Reply With Quote Share with Facebook
  #10  
Old 01-04-2013
Senior Member
 
Join Date: Feb 2010
Location: Narragansett Bay
Posts: 8,703
Thanks: 10
Thanked 116 Times in 110 Posts
Rep Power: 6
Minnewaska will become famous soon enough Minnewaska will become famous soon enough
Re: Paint gelcoat

Quote:
Originally Posted by deltaten View Post
Yer gonna go to the trouble to epoxy over the sanded gel.... then paint??......
If its a crazed as described, I'm not sure they have much choice. Re-gel coating an entire deck would be impractical. Epoxy alone would look pretty rough.

Painting is the least of all evils, but underfoot, even Awlgrip is going to yield. Best to stay with very light (white) colors or one that matches the color beneath to best hide the inevitable scratching.

Maybe the more non-skid the owner puts down, the more of the deck can be covered that way. If done well, it can look good and be very practical.
__________________

To view links or images in signatures your post count must be 10 or greater. You currently have 0 posts.
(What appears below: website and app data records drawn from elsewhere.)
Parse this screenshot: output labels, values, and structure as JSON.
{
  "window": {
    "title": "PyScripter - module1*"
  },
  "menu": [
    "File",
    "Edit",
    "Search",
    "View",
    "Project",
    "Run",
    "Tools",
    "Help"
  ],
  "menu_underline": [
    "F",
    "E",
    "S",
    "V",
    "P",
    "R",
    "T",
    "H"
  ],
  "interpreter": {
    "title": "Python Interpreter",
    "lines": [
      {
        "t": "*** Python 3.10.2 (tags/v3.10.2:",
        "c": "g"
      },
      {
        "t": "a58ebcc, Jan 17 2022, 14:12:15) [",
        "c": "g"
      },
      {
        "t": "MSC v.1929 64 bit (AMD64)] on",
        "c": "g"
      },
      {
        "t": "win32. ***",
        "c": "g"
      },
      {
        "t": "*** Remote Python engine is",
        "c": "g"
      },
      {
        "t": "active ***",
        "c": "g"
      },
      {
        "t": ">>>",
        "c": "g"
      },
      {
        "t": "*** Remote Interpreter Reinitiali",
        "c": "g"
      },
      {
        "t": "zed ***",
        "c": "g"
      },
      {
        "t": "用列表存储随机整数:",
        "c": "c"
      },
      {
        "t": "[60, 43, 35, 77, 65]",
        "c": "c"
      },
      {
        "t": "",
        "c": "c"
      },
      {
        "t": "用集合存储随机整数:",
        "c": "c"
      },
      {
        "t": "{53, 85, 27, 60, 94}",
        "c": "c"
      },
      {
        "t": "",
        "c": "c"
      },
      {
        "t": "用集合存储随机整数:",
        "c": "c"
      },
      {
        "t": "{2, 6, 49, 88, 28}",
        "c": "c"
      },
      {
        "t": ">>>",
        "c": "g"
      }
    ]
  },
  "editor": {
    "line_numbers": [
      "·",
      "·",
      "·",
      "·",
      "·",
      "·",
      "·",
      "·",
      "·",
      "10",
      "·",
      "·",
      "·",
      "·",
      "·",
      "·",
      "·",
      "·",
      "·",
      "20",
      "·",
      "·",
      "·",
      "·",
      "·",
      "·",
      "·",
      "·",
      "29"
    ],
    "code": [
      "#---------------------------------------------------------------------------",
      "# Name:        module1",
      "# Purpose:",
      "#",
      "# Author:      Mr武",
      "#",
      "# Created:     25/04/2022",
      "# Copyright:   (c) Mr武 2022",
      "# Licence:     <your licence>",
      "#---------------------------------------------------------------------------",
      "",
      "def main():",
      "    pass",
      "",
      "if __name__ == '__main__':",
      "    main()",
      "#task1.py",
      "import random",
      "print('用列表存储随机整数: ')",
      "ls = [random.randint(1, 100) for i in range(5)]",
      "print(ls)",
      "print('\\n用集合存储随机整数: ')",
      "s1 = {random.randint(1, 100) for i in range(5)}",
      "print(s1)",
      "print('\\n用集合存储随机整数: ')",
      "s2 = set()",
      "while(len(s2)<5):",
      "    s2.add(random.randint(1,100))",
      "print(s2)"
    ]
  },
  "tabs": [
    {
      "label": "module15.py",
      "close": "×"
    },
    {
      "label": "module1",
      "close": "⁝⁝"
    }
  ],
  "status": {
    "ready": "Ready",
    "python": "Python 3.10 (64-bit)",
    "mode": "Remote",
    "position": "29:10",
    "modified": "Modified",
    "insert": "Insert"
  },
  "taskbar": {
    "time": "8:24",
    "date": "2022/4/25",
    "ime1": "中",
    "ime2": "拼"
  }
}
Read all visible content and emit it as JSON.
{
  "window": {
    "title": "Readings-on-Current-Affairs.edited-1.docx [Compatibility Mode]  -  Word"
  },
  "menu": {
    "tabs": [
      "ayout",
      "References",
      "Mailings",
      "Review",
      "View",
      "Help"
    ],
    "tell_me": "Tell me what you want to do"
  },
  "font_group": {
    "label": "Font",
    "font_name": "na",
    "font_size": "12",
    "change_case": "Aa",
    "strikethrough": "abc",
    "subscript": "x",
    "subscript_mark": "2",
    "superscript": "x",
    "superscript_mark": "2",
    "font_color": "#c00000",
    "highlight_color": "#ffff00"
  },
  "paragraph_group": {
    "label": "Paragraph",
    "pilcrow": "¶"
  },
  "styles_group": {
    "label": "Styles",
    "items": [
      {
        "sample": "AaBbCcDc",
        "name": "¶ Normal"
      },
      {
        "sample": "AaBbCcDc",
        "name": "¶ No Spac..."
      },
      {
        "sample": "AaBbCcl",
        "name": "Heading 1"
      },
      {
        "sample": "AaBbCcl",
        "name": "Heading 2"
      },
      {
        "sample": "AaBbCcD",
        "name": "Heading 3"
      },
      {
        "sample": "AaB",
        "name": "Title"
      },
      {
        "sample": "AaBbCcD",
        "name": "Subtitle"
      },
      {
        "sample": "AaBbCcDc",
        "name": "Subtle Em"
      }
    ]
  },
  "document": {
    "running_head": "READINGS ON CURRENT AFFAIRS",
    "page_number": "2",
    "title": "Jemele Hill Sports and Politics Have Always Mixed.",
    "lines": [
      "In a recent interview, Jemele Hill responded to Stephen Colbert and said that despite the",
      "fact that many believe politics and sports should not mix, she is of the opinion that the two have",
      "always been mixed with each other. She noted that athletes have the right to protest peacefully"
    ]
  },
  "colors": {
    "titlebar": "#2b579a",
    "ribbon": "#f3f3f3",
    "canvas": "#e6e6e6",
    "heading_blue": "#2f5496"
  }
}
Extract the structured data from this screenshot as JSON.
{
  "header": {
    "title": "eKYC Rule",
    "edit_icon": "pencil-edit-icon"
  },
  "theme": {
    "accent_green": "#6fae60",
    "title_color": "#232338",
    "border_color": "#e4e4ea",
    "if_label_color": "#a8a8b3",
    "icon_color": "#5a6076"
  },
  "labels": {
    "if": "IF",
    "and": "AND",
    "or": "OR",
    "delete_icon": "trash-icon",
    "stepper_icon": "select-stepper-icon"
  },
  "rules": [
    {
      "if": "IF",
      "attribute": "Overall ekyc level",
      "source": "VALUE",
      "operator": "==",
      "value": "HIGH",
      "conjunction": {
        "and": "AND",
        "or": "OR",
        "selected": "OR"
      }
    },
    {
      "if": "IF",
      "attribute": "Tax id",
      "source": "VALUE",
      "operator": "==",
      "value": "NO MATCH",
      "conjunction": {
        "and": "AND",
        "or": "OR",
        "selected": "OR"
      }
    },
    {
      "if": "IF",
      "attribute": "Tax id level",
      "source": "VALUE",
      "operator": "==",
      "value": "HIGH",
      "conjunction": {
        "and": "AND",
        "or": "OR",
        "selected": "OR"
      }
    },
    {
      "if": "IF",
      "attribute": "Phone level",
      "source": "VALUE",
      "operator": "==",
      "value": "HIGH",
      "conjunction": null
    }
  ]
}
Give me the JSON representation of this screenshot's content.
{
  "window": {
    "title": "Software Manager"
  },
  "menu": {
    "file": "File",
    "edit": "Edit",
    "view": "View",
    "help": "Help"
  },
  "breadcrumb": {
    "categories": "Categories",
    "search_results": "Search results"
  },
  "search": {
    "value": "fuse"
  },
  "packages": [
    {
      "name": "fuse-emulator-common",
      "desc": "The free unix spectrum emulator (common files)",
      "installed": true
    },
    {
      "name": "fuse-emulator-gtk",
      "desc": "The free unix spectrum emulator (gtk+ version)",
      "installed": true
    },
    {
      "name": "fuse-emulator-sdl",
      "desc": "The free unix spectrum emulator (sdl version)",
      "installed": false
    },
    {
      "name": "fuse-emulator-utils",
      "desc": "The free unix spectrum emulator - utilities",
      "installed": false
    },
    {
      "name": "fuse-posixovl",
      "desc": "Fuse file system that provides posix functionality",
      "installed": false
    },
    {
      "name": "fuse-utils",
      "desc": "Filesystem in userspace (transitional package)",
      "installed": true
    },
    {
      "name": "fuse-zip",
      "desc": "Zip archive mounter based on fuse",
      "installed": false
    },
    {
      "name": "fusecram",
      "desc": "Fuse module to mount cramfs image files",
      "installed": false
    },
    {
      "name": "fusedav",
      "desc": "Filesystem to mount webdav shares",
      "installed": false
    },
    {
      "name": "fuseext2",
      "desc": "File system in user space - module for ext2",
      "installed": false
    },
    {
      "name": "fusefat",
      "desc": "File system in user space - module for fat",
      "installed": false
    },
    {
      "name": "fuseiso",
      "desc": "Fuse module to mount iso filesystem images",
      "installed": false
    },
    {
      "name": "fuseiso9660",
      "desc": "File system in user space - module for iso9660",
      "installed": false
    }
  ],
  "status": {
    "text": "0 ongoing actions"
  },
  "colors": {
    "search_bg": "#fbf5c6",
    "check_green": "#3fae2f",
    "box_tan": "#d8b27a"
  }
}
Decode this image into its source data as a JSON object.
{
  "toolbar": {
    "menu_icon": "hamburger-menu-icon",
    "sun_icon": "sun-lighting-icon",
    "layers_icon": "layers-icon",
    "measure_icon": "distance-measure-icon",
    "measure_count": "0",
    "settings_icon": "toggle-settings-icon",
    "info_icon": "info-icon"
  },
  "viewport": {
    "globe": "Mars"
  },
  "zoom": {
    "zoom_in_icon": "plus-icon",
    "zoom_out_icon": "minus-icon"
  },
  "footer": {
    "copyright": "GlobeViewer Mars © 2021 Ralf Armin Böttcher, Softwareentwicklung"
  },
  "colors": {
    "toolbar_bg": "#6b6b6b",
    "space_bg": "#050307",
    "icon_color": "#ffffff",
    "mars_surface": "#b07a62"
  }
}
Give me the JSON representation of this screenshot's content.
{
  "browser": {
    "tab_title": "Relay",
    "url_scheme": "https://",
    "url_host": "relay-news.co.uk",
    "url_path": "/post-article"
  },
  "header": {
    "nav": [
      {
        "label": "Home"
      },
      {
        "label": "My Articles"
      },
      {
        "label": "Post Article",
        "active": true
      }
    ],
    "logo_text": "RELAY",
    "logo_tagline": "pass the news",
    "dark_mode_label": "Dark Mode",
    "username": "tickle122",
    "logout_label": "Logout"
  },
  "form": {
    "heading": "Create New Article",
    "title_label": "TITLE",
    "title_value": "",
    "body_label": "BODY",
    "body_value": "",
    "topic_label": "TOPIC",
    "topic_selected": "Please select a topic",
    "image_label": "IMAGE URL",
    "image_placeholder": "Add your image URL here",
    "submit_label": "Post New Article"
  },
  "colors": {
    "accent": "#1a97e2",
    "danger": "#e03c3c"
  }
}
Jeanneau 54DS

In the harsh marine environment, something is always in need of repair. Margaritas fix everything.
Reply With Quote Share with Facebook
Reply


Currently Active Users Viewing This Thread: 1 (0 members and 1 guests)
 
Thread Tools

 
Posting Rules
You may post new threads
You may post replies
You may post attachments
You may edit your posts

BB code is On
Smilies are On
[IMG] code is On
HTML code is On


Similar Threads
Thread Thread Starter Forum Replies Last Post
Why paint instead of gelcoat? aaronwindward Gear & Maintenance 116 1 Week Ago 04:28 PM
Removing paint from Gelcoat lrak Gear & Maintenance 17 04-15-2014 03:11 PM
Gelcoat or Topsides paint? leogallant Gear & Maintenance 1 09-14-2012 09:41 AM
Is this paint or gelcoat? bamabratsche Gear & Maintenance 8 02-20-2012 05:37 PM
Gelcoat? Paint? dmcleaner General Discussion (sailing related) 8 06-15-2010 11:24 AM


All times are GMT -4. The time now is 01:55 AM.

Add to My Yahoo!         
Powered by vBulletin® Version 3.8.7
Copyright ©2000 - 2014, vBulletin Solutions, Inc.
SEO by vBSEO 3.6.1
(c) Marine.com LLC 2000-2012

The SailNet.com store is owned and operated by a company independent of the SailNet.com forum. You are now leaving the SailNet forum. Click OK to continue or Cancel to return to the SailNet forum.